▸ Your assignment:
From the entries below, list each line with "this".

Excerpts from an interface dataset:
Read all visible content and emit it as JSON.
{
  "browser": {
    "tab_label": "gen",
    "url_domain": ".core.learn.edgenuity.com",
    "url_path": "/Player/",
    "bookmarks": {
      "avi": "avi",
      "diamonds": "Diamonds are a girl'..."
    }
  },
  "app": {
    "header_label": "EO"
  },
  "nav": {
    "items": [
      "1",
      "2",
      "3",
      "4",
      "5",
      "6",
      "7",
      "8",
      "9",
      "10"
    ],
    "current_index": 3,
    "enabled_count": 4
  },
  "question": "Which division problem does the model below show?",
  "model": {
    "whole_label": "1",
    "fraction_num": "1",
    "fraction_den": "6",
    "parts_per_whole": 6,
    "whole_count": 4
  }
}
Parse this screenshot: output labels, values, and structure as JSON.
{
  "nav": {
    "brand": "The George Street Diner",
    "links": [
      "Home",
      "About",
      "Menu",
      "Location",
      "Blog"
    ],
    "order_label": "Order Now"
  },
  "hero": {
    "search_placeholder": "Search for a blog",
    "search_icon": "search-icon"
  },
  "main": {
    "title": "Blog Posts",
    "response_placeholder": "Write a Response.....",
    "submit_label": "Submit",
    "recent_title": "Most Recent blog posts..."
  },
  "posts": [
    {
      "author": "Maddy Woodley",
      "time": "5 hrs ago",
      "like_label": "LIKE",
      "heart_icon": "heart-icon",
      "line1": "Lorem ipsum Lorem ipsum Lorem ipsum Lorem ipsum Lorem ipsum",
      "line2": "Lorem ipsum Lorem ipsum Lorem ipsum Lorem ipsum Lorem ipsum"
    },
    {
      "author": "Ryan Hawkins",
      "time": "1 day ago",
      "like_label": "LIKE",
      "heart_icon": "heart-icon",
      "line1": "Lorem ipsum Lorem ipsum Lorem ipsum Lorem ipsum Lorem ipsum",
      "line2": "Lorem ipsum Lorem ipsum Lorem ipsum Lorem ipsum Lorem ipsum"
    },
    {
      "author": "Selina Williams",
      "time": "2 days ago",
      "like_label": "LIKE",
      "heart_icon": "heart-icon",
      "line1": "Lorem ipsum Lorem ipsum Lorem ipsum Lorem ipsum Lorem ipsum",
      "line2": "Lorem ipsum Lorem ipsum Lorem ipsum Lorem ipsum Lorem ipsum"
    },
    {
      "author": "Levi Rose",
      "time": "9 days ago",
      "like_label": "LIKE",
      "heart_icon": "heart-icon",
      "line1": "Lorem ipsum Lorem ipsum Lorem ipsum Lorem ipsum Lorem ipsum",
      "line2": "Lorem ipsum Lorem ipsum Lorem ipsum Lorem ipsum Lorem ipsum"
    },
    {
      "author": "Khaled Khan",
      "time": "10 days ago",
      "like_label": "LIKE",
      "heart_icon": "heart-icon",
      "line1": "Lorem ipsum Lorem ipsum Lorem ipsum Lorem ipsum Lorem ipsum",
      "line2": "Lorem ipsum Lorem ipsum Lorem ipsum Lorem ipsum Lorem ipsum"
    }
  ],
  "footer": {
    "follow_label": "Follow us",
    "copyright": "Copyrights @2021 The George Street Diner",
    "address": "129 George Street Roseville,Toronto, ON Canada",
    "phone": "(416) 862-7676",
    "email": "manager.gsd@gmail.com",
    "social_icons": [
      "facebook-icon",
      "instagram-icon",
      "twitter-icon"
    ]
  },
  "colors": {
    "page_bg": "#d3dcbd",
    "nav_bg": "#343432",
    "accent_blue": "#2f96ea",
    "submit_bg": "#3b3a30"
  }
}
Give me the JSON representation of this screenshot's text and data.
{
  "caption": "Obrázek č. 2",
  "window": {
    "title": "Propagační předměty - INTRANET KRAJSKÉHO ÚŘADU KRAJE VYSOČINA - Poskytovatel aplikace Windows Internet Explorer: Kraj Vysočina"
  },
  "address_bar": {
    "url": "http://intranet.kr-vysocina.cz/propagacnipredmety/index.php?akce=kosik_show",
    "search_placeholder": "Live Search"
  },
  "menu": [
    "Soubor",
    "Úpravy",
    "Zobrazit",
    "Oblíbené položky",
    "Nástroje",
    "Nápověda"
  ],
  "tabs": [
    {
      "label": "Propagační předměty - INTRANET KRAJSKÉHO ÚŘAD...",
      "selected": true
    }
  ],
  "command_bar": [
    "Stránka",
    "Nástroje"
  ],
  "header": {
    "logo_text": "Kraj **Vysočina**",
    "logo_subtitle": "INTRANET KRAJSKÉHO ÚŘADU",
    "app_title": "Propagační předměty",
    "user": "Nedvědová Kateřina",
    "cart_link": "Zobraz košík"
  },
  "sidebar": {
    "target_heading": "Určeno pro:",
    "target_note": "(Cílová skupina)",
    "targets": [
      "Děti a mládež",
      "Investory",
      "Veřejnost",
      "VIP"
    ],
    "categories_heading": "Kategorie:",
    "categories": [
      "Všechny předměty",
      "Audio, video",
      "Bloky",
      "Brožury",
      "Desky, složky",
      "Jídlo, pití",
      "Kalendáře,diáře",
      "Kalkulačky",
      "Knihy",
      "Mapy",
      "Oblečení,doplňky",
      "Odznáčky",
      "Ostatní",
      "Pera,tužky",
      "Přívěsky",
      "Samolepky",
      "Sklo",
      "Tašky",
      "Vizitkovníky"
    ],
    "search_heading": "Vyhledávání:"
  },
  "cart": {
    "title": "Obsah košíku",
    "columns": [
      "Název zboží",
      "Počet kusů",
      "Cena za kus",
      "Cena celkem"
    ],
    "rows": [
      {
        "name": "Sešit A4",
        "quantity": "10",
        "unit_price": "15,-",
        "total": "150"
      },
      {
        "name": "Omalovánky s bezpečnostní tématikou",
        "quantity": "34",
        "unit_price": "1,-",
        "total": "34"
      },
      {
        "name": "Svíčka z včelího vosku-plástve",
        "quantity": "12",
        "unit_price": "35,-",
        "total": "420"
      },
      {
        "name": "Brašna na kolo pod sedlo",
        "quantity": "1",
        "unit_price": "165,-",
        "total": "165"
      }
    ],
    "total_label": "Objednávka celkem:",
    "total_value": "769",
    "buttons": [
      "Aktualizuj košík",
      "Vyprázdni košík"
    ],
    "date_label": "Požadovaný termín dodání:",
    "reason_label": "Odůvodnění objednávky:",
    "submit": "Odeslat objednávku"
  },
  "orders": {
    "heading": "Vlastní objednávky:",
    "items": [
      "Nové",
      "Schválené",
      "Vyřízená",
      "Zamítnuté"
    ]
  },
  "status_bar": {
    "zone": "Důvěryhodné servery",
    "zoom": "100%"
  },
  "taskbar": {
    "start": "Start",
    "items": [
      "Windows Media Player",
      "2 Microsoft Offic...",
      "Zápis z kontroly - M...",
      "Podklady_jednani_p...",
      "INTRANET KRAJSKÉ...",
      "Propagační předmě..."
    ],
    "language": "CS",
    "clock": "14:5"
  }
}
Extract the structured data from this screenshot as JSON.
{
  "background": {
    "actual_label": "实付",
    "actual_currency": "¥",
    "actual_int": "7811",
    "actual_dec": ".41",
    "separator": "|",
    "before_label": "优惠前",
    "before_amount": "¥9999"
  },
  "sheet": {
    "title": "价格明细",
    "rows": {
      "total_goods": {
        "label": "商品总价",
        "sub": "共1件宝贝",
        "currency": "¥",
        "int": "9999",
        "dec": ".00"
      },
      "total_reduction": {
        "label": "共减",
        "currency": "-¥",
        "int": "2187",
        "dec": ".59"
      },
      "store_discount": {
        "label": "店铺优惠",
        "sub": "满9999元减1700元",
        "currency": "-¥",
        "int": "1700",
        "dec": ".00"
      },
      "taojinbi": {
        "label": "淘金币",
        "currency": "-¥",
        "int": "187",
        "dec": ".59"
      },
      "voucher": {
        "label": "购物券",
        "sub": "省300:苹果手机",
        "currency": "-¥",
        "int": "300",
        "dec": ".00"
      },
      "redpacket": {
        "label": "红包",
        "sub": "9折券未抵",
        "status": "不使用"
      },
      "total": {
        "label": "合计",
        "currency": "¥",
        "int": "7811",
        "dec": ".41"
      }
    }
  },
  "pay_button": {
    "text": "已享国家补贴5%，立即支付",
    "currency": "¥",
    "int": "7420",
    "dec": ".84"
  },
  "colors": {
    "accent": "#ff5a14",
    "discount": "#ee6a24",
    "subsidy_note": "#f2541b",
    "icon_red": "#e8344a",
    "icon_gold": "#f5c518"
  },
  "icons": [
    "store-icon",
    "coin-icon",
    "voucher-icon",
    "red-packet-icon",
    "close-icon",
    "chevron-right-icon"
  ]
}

▸ Solved exercise:
Parse this screenshot: output labels, values, and structure as JSON.
Give me the JSON representation of this screenshot's text and data.
Extract the structured data from this screenshot as JSON.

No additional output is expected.